Problem to solve: Wherever the word "screenshot" appears in a line of the records, copy that line.

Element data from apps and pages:
----
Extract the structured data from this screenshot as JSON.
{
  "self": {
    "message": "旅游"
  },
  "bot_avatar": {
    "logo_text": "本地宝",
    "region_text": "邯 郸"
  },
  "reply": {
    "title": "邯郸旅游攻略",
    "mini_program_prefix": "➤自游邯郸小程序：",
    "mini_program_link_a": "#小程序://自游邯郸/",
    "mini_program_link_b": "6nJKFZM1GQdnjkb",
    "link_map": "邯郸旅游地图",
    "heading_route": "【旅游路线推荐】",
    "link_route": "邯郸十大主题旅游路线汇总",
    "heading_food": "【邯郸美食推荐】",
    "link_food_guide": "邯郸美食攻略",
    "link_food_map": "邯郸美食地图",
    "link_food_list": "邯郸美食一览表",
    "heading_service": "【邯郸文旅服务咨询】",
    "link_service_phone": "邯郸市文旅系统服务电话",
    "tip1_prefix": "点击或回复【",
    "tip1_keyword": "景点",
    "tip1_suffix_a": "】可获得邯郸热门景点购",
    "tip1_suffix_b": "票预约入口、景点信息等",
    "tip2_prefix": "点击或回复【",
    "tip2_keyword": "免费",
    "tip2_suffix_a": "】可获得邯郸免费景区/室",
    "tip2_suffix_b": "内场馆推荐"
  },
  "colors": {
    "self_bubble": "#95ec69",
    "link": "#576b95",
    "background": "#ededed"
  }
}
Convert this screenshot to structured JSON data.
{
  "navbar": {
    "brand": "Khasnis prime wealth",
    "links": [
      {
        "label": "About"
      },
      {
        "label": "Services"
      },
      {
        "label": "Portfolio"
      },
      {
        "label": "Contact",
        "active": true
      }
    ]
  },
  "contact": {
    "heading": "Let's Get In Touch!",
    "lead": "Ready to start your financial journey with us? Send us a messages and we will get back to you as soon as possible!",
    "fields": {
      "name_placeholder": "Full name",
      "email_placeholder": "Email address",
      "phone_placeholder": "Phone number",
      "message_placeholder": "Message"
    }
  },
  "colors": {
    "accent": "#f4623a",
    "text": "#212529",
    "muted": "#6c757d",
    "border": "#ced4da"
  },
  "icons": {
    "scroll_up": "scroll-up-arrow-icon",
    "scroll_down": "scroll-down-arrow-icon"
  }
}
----
Exercise answer:
Extract the structured data from this screenshot as JSON.
Convert this screenshot to structured JSON data.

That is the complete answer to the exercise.